(T-G Photo by Brian Mosely) [Order this photo]
With only two days before the Thursday primary, Haslam arrived at the popular dining spot in a colorful campaign bus to sell his message.
Haslam and his family, along with Pearl, also made stops in Hendersonville, Gallatin, Brentwood, Franklin, Columbia, Manchester, Chattanooga and Maryville on Tuesday.
A sizable crowd of GOP supporters waited for Haslam, but more than a few folks were sporting Volunteer orange in anticipation of meeting Pearl.
Haslam was introduced by Congressman John Duncan, who pointed out that Haslam was re-elected as Knoxville mayor in 2007 with 87 percent of the vote.
Pearl said he was in town two months ago, raising $60,000 for the Boys and Girls Club of Bedford County.
"I've never been friends, or been that close to a man that could be our next governor," Pearl said, adding that he has seen what Haslam has done in Knoxville with that town's debt and property taxes.
Haslam said he and his family are planning to return to Shelbyville in a few weeks for the Tennessee Walking Horse National Celebration. He and his wife Crissy have been on the campaign trail for 19 months, driving about 85,000 miles, he told the crowd.
He joked that he promised to take his wife on a cruise for their anniversary, which was last week, but it ended up being a tour around Tennessee's small communities.
While Haslam was joined by Pearl, while GOP rival U.S. Rep. Zach Wamp has been joined by bluegrass star Ricky Skaggs in the run-up to the Thursday primary.
Lt. Gov. Ron Ramsey, who brought his campaign to Shelbyville in July, dismissed the moves as "absolute gimmickry," according to The Associated Press.
Tuesday, Haslam said the reason he is being attacked by his opponents is because he is ahead in the primary race.
Haslam said the campaign has been a "long hard road" and emphasized how important it is to vote, asking the crowd if they had not already cast their ballots in early voting, to do so on Thursday.
"It matters who our next governor is," Haslam said. "In hard times, it matters even more." He used the example of Pearl and his leadership decisions with the UT basketball team.
"In easy times, a lot of people can lead ....on sunny days, everyone wants to be an airplane pilot, but when it's stormy, nobody wants to do it," Haslam stated, saying that Tennessee currently "faces real storms."
He pointed out that the state's budget has a billion dollars less revenue coming in and that federal stimulus money is being used to balance it, but the problem is that the money runs out at the end of this year.
He used the example of the cafeteria, saying the state either has to cut expenses or raise revenue, asking if raising taxes was a good or bad idea.

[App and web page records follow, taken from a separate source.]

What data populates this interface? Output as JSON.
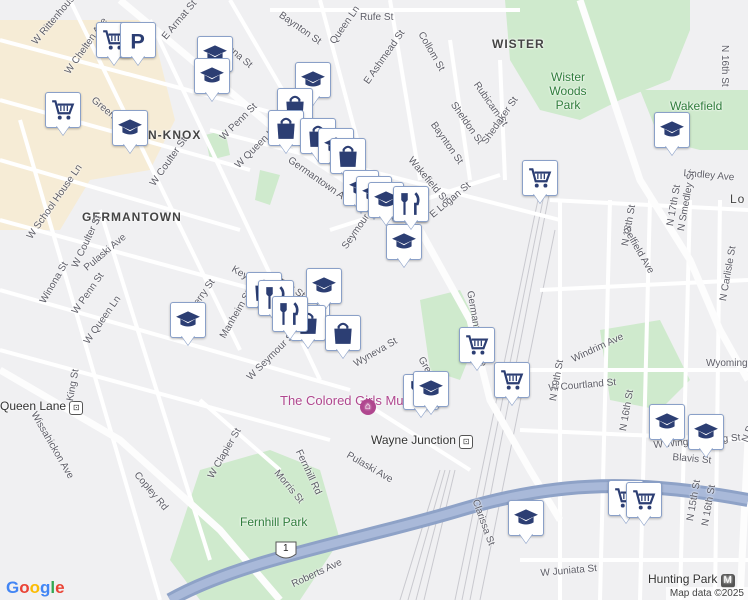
{
  "map": {
    "attribution": "Map data ©2025",
    "logo_text": "Google",
    "neighborhoods": [
      {
        "name": "WISTER"
      },
      {
        "name": "GERMANTOWN"
      },
      {
        "name": "N-KNOX"
      },
      {
        "name": "Lo"
      }
    ],
    "parks": [
      {
        "name": "Wister Woods Park"
      },
      {
        "name": "Fernhill Park"
      },
      {
        "name": "Wakefield"
      }
    ],
    "pois": [
      {
        "name": "The Colored Girls Museum",
        "icon": "museum-icon"
      }
    ],
    "stations": [
      {
        "name": "Wayne Junction",
        "icon": "rail-station-icon"
      },
      {
        "name": "Hunting Park",
        "icon": "subway-icon"
      },
      {
        "name": "Queen Lane",
        "icon": "rail-station-icon"
      }
    ],
    "route_shield": "1",
    "streets": [
      "W Rittenhouse St",
      "E Armat St",
      "Lena St",
      "Baynton St",
      "Rufe St",
      "Queen Ln",
      "E Ashmead St",
      "Collom St",
      "Rubicam St",
      "Sheldon St",
      "Baynton St",
      "Shedaker St",
      "Wakefield St",
      "Lindley Ave",
      "Greene St",
      "W Chelten Ave",
      "W Penn St",
      "W Queen Ln",
      "W Coulter St",
      "W School House Ln",
      "Germantown Ave",
      "E Logan St",
      "Seymour St",
      "Keyser St",
      "Knox St",
      "Pulaski Ave",
      "Winona St",
      "W Penn St",
      "W Queen Ln",
      "King St",
      "W Coulter St",
      "Hansberry St",
      "Manheim St",
      "W Seymour St",
      "Wyneva St",
      "Germantown Ave",
      "W Courtland St",
      "Windrim Ave",
      "N 19th St",
      "N 18th St",
      "N 17th St",
      "N Smedley St",
      "Belfield Ave",
      "N 16th St",
      "N Carlisle St",
      "Wyoming Ave",
      "N 16th St",
      "W Wingohocking St",
      "Blavis St",
      "N Broad St",
      "Wissahickon Ave",
      "Copley Rd",
      "W Clapier St",
      "Morris St",
      "Fernhill Rd",
      "Pulaski Ave",
      "Clarissa St",
      "W Juniata St",
      "N 15th St",
      "N 16th St",
      "Roberts Ave",
      "Greene St"
    ],
    "markers": [
      {
        "type": "shopping-cart-icon"
      },
      {
        "type": "parking-icon"
      },
      {
        "type": "school-icon"
      },
      {
        "type": "school-icon"
      },
      {
        "type": "school-icon"
      },
      {
        "type": "shopping-cart-icon"
      },
      {
        "type": "school-icon"
      },
      {
        "type": "shopping-bag-icon"
      },
      {
        "type": "shopping-bag-icon"
      },
      {
        "type": "shopping-bag-icon"
      },
      {
        "type": "school-icon"
      },
      {
        "type": "shopping-bag-icon"
      },
      {
        "type": "school-icon"
      },
      {
        "type": "school-icon"
      },
      {
        "type": "restaurant-icon"
      },
      {
        "type": "school-icon"
      },
      {
        "type": "school-icon"
      },
      {
        "type": "shopping-cart-icon"
      },
      {
        "type": "school-icon"
      },
      {
        "type": "restaurant-icon"
      },
      {
        "type": "restaurant-icon"
      },
      {
        "type": "school-icon"
      },
      {
        "type": "shopping-bag-icon"
      },
      {
        "type": "shopping-bag-icon"
      },
      {
        "type": "school-icon"
      },
      {
        "type": "shopping-bag-icon"
      },
      {
        "type": "restaurant-icon"
      },
      {
        "type": "restaurant-icon"
      },
      {
        "type": "restaurant-icon"
      },
      {
        "type": "school-icon"
      },
      {
        "type": "shopping-cart-icon"
      },
      {
        "type": "shopping-cart-icon"
      },
      {
        "type": "shopping-cart-icon"
      },
      {
        "type": "school-icon"
      },
      {
        "type": "shopping-cart-icon"
      },
      {
        "type": "school-icon"
      },
      {
        "type": "school-icon"
      }
    ]
  }
}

The crowd said "bad."
"I'd thought you'd say that," the Knoxville mayor said.
While Tennessee has no state income tax, it is known for having the highest sales tax in the country and Haslam said "we can't keep doing that. The only solution is to shrink the size of state government."
Haslam said that there are hard calls to be made and that he already has the experience from running Knoxville. He also said that Tennessee "has a lot to sell" when it comes to bringing jobs to the state.
"We can sell Tennessee, we just need the right person selling it." he said.